This led to the development of the BonFire brand. Launched in 2009 alongside a revamp of Maverik's Bodacious Bean coffee program, BonFire tied Maverik's food items together under a single identity with an adventurous theme and color-coded labels based on the type of product, such as a red flame for high-traffic hot items and a green flame for fruit and salads.
By the fall of 2013, the company was ready to move Maverik and BonFire to the next level.
Enter Maverik’s new BonFire Grill made-to-order program.
"Sales were kind of flat. We were in growth mode, trying to figure out what foodservice meant to us and what the next five years looked like," Green recounted.
The team gathered and came up with some guiding principles to help the retailer along the journey. These included: a serious focus on "fresh," a goal of becoming destination-worthy; and a unique presence in Maverik's operating footprint and in the convenience channel.
"We wanted to give customers a reason to come to Maverik to eat; something they can't get anywhere else," Green said.
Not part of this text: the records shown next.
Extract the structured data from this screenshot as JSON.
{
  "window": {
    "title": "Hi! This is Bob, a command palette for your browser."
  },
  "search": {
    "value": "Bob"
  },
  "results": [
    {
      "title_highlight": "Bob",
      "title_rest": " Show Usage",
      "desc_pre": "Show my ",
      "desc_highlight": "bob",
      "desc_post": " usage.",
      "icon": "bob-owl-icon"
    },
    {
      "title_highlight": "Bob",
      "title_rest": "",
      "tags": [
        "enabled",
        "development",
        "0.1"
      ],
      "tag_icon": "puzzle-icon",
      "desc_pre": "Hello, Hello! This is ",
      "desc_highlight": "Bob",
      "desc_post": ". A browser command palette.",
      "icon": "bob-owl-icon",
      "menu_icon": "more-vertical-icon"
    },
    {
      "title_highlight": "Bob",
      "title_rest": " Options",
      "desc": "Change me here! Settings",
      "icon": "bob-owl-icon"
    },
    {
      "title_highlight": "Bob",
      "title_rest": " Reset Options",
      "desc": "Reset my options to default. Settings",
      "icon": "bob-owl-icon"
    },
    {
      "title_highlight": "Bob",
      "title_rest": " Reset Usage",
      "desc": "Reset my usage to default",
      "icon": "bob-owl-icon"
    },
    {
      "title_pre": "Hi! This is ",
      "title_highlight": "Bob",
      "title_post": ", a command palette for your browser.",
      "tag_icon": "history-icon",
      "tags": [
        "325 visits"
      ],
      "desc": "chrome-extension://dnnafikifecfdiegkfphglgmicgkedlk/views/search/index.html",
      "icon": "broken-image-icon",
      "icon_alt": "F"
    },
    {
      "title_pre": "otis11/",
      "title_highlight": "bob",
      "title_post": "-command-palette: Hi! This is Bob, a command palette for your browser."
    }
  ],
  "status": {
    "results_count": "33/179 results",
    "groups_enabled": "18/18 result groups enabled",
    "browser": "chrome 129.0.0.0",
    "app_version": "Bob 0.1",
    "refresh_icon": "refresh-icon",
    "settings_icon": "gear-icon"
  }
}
The BonFire Grill concept, an open kitchen where customers can spectate the preparation of items like pizza and tacos, began testing in late 2014 and is now included in all new-build Maverik stores. In 2015, Maverik underwent a store redesign that places food front and center, making its foodservice offerings visually prominent inside the stores and increasing sales by huge numbers in some of the updated stores.
"That effort, particularly in new stores, definitely swung the pendulum more toward foodservice," Green said.
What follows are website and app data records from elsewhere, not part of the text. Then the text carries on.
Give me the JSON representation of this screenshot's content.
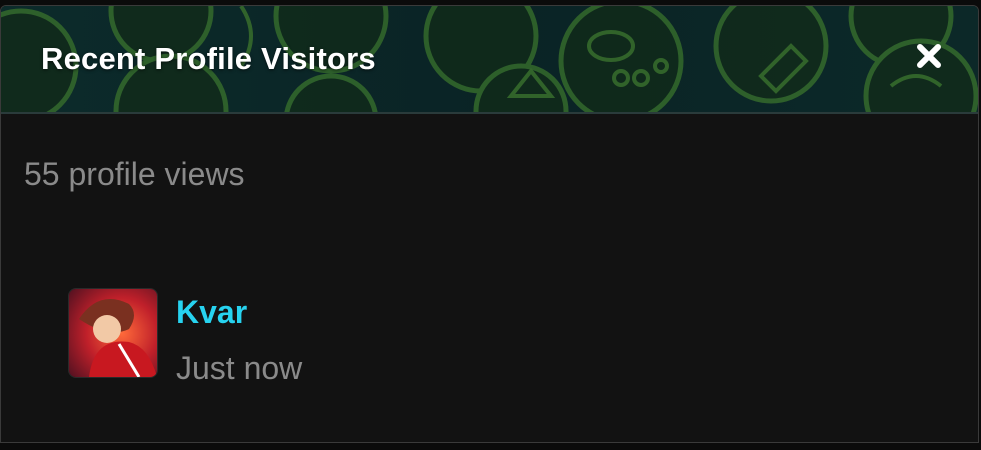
{
  "widget": {
    "title": "Recent Profile Visitors",
    "close_icon": "close-icon",
    "summary": "55 profile views"
  },
  "visitors": [
    {
      "name": "Kvar",
      "time": "Just now",
      "avatar_icon": "avatar"
    }
  ],
  "colors": {
    "header_bg": "#0e2a2a",
    "pattern_stroke": "#3a7a3a",
    "name_link": "#27d3f0",
    "muted_text": "#8a8a8a",
    "panel_bg": "#121212"
  }
}
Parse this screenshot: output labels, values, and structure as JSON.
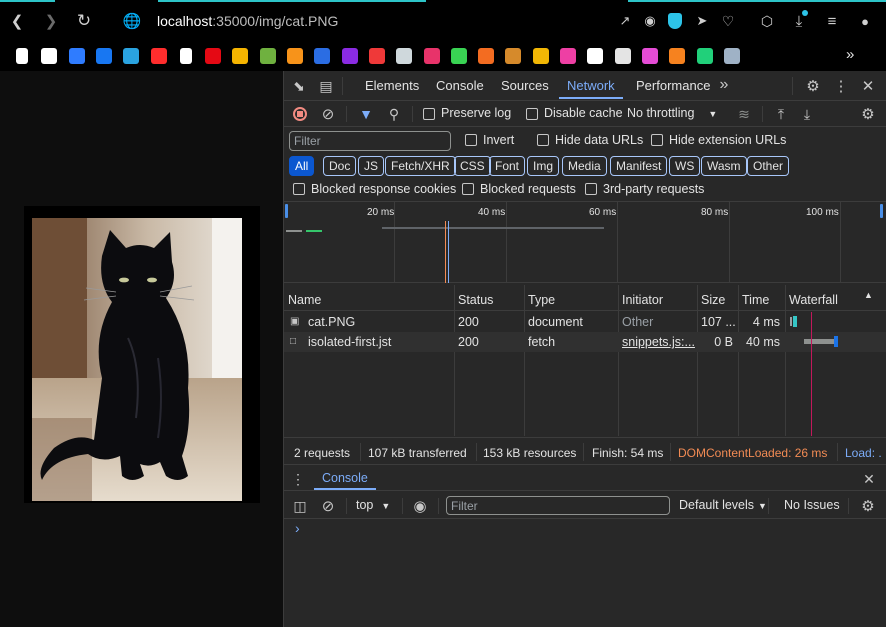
{
  "browser": {
    "url_host": "localhost",
    "url_path": ":35000/img/cat.PNG",
    "nav": {
      "back_icon": "arrow-left-icon",
      "forward_icon": "arrow-right-icon",
      "reload_icon": "reload-icon",
      "site_icon": "globe-icon"
    },
    "toolbar_icons": [
      "share-icon",
      "camera-icon",
      "shield-icon",
      "send-icon",
      "heart-icon",
      "cube-icon",
      "download-icon",
      "menu-icon",
      "profile-icon"
    ],
    "more_bookmarks": "»"
  },
  "bookmarks": [
    {
      "name": "page-icon",
      "color": "#ffffff"
    },
    {
      "name": "sparkle-icon",
      "color": "#ffffff"
    },
    {
      "name": "a-logo-icon",
      "color": "#2f7cff"
    },
    {
      "name": "facebook-icon",
      "color": "#1877f2"
    },
    {
      "name": "telegram-icon",
      "color": "#2aa3e0"
    },
    {
      "name": "play-icon",
      "color": "#ff2d2d"
    },
    {
      "name": "page-icon",
      "color": "#ffffff"
    },
    {
      "name": "netflix-icon",
      "color": "#e50914"
    },
    {
      "name": "brush-icon",
      "color": "#f5b400"
    },
    {
      "name": "chess-icon",
      "color": "#6fb13f"
    },
    {
      "name": "coin-icon",
      "color": "#f7931a"
    },
    {
      "name": "paypal-icon",
      "color": "#2b6de3"
    },
    {
      "name": "diamond-icon",
      "color": "#8a2be2"
    },
    {
      "name": "vivaldi-icon",
      "color": "#ef3939"
    },
    {
      "name": "sword-icon",
      "color": "#cfd8dc"
    },
    {
      "name": "arc-icon",
      "color": "#e8336a"
    },
    {
      "name": "s-logo-icon",
      "color": "#39d353"
    },
    {
      "name": "brand-icon",
      "color": "#f36c21"
    },
    {
      "name": "lion-icon",
      "color": "#d68a2b"
    },
    {
      "name": "chart-icon",
      "color": "#f2b705"
    },
    {
      "name": "tf-icon",
      "color": "#ee3fa4"
    },
    {
      "name": "cube-logo-icon",
      "color": "#ffffff"
    },
    {
      "name": "bar-icon",
      "color": "#e4e4e4"
    },
    {
      "name": "t-logo-icon",
      "color": "#e54cd6"
    },
    {
      "name": "bolt-icon",
      "color": "#f6821f"
    },
    {
      "name": "star-icon",
      "color": "#21d07a"
    },
    {
      "name": "steam-icon",
      "color": "#9fb2c6"
    }
  ],
  "devtools": {
    "panel_tabs": [
      "Elements",
      "Console",
      "Sources",
      "Network",
      "Performance"
    ],
    "active_tab": "Network",
    "overflow_label": "»",
    "toolbar": {
      "preserve_log": "Preserve log",
      "disable_cache": "Disable cache",
      "throttling": "No throttling"
    },
    "filter": {
      "placeholder": "Filter",
      "invert": "Invert",
      "hide_data_urls": "Hide data URLs",
      "hide_extension_urls": "Hide extension URLs"
    },
    "type_filters": [
      "All",
      "Doc",
      "JS",
      "Fetch/XHR",
      "CSS",
      "Font",
      "Img",
      "Media",
      "Manifest",
      "WS",
      "Wasm",
      "Other"
    ],
    "active_type": "All",
    "blocked": {
      "response_cookies": "Blocked response cookies",
      "requests": "Blocked requests",
      "third_party": "3rd-party requests"
    },
    "overview_ticks": [
      "20 ms",
      "40 ms",
      "60 ms",
      "80 ms",
      "100 ms"
    ],
    "columns": [
      "Name",
      "Status",
      "Type",
      "Initiator",
      "Size",
      "Time",
      "Waterfall"
    ],
    "requests": [
      {
        "name": "cat.PNG",
        "status": "200",
        "type": "document",
        "initiator": "Other",
        "size": "107 ...",
        "time": "4 ms",
        "icon": "image-file-icon"
      },
      {
        "name": "isolated-first.jst",
        "status": "200",
        "type": "fetch",
        "initiator": "snippets.js:...",
        "size": "0 B",
        "time": "40 ms",
        "icon": "document-file-icon"
      }
    ],
    "summary": {
      "requests": "2 requests",
      "transferred": "107 kB transferred",
      "resources": "153 kB resources",
      "finish": "Finish: 54 ms",
      "dom_content_loaded": "DOMContentLoaded: 26 ms",
      "load": "Load: ."
    },
    "drawer": {
      "tab": "Console",
      "context": "top",
      "filter_placeholder": "Filter",
      "levels": "Default levels",
      "issues": "No Issues",
      "prompt": "›"
    },
    "colors": {
      "accent": "#7cacf8",
      "dcl": "#f28b54",
      "load_line": "#c2185b",
      "timing_blue": "#1a73e8"
    }
  }
}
Other significant moves by Maverik to build up its foodservice program include:
- Experimenting with creative, "out of the box" limited-time offers (LTOs), some of which became mainstays on the menu, like the M.O.A.B. (Mother of All Burritos).
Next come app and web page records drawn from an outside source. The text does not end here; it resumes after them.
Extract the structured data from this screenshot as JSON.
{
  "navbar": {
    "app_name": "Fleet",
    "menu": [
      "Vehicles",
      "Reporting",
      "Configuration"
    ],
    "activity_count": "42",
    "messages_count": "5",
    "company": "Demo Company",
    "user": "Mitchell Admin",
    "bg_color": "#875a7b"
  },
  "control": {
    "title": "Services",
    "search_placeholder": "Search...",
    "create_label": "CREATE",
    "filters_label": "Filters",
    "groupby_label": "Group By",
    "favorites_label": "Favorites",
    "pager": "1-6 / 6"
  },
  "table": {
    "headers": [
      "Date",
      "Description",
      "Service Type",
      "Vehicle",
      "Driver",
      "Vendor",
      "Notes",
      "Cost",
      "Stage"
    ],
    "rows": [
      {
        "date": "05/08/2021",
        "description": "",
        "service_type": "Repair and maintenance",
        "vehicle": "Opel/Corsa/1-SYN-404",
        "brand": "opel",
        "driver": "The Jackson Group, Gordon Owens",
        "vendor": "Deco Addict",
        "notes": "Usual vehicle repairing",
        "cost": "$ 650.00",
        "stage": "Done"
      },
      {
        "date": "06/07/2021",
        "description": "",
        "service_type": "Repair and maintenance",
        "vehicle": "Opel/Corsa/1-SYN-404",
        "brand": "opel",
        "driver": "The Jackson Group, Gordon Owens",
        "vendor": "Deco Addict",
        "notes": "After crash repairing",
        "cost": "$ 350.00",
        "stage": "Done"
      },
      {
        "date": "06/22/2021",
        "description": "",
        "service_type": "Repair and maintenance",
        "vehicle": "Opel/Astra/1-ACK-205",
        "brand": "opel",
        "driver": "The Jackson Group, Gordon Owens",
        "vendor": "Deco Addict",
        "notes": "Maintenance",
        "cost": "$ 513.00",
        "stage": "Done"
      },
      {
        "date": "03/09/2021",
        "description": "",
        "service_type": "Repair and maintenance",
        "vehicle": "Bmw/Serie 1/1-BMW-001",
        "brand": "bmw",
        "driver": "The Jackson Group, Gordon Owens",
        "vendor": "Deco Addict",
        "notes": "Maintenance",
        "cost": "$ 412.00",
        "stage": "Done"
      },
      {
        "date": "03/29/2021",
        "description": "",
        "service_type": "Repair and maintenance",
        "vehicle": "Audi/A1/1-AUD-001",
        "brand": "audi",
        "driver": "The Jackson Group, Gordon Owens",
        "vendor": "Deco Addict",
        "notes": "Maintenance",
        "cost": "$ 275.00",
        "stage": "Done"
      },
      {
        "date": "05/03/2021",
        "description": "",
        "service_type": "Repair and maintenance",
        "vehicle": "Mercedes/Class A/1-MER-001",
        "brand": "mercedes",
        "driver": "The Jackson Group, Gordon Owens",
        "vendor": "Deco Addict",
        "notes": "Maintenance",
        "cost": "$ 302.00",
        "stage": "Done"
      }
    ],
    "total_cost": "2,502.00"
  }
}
- Reexamining what went into its products and improving the quality to become a more ingredient-based operation
- Hiring a new corporate chef who brought a different perspective to the business. Chef Kyle Lore spent much of his career working in fine-dining restaurants.
- Creating a taste profile that is spicier and more flavorful — something that differs from its competitors, which include quick-service and fast-casual outlets, as well as other convenience stores.
Upcoming developments for Maverik may include a made-to-order beverage program, which the company is in the initial stages of exploring. Green acknowledges that such a program is a "tough one" for the company, describing how he's observed sudden beverage orders like a made-to-order milkshake disrupt the rhythm of the kitchen.
Working with third-party delivery services, such as Uber Eats or DoorDash, is also something the company is exploring. However, the logistics are more complicated than they seem, particularly when taking into account the multiple delivery services customers use and the labor necessary to fulfill delivery orders during all dayparts, Green explained.
Whatever new additions the company might make in the future, Maverik wants to be sure it has mastered its existing program and delivers it right to customers every day.
"We've had so much rapid growth, focused so much on innovation and program development," Green said. "We're stepping back and looking at how we can hone and simplify our existing operation, get it humming like a well-oiled machine."
Check out the May issue of Convenience Store News for more on Maverik’s foodservice journey.